[[ TASK MATERIAL, beginning ]]

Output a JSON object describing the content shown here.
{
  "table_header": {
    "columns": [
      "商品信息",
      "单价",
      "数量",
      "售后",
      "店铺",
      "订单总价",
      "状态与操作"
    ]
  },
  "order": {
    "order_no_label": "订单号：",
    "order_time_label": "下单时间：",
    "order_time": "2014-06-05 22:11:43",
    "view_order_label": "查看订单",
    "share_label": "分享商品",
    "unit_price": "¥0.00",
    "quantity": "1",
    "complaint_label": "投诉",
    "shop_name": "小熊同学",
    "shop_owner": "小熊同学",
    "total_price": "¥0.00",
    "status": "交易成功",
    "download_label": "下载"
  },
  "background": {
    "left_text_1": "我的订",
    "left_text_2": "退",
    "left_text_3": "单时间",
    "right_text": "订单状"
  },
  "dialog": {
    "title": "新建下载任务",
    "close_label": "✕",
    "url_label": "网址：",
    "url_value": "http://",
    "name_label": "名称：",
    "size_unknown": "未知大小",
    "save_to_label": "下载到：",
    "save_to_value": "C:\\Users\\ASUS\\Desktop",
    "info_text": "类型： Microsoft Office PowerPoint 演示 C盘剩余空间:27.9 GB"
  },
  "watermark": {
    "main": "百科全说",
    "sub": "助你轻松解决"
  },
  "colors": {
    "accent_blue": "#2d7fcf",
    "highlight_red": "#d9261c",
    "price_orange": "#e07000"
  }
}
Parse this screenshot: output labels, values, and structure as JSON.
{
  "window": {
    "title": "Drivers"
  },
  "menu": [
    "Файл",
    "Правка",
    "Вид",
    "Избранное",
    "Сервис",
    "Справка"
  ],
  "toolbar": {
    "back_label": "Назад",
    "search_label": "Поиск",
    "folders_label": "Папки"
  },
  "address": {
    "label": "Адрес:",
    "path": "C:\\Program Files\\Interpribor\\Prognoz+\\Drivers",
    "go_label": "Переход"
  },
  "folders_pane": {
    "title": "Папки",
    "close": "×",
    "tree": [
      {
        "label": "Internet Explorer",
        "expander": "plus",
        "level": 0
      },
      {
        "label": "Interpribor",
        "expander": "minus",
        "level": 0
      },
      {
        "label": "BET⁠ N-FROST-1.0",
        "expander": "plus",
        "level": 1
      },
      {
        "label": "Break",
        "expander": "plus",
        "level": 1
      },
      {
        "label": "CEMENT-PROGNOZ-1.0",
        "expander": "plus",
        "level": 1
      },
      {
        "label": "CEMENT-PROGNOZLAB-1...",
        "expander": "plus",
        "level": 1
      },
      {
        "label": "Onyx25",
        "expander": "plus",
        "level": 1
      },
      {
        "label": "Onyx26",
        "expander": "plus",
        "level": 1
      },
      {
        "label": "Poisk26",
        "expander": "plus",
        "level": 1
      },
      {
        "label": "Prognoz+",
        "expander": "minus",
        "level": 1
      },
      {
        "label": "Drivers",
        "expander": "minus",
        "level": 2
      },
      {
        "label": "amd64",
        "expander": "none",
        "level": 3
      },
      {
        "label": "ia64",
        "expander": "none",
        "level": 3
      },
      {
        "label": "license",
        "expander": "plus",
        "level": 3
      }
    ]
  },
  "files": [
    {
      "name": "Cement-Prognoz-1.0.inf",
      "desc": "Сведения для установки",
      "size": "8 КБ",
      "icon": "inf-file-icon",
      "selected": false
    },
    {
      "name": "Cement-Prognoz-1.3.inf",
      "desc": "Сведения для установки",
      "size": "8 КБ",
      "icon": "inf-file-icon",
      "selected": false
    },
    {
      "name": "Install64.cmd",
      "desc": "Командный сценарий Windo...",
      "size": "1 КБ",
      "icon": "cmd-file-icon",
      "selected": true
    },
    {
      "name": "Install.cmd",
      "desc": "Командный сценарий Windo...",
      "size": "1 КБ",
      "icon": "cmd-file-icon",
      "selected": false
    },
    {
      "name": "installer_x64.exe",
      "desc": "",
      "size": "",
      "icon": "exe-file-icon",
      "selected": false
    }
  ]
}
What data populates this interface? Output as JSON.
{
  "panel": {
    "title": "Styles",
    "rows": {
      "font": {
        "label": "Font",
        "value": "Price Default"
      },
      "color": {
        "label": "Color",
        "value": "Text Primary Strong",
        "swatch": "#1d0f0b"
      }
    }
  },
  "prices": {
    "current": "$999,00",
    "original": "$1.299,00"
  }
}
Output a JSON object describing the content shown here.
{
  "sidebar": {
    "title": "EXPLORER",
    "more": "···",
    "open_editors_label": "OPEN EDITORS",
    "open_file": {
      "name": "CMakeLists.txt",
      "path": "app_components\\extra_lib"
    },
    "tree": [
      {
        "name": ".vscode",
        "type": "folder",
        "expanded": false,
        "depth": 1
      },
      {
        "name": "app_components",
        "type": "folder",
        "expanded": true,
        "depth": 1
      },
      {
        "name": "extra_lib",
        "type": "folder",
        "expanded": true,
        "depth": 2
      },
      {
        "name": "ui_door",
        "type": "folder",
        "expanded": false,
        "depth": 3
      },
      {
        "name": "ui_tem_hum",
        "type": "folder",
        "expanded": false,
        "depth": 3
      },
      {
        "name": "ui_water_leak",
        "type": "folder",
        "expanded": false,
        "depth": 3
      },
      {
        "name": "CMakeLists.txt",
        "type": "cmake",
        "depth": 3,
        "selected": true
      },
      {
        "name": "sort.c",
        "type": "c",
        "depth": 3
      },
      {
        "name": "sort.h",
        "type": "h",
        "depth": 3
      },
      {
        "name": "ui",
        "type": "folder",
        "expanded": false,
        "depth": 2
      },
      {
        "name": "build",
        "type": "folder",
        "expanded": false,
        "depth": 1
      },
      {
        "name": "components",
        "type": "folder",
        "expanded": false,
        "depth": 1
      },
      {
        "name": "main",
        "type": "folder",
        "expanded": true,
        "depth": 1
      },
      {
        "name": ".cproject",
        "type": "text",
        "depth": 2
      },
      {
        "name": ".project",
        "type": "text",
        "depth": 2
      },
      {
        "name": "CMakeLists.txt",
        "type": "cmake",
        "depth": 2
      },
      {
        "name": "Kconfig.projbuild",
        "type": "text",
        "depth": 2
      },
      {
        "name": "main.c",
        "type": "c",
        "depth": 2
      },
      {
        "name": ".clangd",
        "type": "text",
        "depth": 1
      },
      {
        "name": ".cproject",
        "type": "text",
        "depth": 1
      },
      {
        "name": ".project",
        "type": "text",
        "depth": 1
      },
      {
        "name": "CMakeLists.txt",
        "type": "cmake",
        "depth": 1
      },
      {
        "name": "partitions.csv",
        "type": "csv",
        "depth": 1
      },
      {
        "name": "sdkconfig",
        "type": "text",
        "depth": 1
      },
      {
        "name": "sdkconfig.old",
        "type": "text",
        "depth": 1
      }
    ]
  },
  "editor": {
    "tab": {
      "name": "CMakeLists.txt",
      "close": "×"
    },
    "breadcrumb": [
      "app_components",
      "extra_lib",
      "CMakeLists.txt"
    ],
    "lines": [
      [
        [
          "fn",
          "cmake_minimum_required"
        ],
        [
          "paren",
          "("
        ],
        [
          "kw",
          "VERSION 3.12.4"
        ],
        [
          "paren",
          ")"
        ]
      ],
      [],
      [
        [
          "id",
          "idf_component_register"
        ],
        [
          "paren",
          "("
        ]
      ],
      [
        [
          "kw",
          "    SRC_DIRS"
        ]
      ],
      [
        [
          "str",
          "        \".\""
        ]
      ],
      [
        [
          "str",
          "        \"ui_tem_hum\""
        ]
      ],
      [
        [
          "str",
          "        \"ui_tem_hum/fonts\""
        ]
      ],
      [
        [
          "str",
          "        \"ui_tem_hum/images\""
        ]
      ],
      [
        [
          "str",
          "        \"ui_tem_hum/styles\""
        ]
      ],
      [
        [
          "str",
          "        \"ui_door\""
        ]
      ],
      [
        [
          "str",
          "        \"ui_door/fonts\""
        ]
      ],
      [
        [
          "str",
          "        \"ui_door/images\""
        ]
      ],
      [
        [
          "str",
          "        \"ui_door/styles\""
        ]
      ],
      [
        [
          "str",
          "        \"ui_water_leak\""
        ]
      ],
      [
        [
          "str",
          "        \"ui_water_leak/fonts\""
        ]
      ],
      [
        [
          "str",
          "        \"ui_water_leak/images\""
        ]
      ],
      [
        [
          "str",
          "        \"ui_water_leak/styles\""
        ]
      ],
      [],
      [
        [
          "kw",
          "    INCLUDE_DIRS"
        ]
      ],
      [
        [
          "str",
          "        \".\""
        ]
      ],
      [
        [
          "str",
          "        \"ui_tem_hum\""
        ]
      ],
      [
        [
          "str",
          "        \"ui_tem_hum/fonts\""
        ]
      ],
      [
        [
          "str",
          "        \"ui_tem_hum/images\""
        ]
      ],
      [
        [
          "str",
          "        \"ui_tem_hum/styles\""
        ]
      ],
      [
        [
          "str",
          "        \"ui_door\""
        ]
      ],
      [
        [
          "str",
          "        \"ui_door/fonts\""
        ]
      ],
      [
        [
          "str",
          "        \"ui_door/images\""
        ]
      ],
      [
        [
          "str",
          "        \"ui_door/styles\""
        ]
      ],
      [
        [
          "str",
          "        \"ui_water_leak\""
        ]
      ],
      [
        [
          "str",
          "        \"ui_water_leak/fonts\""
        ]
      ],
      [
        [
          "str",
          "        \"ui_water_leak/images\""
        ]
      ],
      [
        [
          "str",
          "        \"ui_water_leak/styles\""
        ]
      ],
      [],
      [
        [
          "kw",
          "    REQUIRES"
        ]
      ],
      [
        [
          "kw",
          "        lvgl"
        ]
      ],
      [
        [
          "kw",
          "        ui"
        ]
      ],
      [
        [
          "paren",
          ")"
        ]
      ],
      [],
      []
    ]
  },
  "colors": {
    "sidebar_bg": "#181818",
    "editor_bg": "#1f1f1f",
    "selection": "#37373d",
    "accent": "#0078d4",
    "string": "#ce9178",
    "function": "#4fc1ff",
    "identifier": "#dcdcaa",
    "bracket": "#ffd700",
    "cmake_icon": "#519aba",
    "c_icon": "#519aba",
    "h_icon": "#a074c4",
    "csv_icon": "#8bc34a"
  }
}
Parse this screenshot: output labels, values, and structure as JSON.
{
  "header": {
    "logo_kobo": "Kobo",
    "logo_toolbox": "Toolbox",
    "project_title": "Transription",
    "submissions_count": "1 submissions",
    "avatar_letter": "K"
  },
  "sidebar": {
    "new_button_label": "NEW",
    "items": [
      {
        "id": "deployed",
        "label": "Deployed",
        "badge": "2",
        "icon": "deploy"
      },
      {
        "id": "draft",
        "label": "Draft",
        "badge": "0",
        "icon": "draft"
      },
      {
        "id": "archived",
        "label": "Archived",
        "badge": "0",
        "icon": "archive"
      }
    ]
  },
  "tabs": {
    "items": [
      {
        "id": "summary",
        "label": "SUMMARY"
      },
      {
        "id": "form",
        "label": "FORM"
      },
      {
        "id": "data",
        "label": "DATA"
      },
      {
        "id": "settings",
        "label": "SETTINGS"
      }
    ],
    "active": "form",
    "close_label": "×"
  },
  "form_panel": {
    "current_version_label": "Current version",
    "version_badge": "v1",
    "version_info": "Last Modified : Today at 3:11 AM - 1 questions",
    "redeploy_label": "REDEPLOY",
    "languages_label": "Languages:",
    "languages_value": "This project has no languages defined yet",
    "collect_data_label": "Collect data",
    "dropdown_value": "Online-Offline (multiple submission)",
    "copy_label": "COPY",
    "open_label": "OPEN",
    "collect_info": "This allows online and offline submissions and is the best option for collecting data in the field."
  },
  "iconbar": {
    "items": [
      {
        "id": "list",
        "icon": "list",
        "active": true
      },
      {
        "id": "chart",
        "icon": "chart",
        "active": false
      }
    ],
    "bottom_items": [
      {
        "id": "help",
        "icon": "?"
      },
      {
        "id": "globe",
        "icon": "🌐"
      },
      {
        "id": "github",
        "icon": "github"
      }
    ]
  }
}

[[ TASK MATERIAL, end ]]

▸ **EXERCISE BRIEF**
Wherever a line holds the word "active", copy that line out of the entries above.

▸ **TASK RESULT**
    "active": "form",
        "active": true
        "active": false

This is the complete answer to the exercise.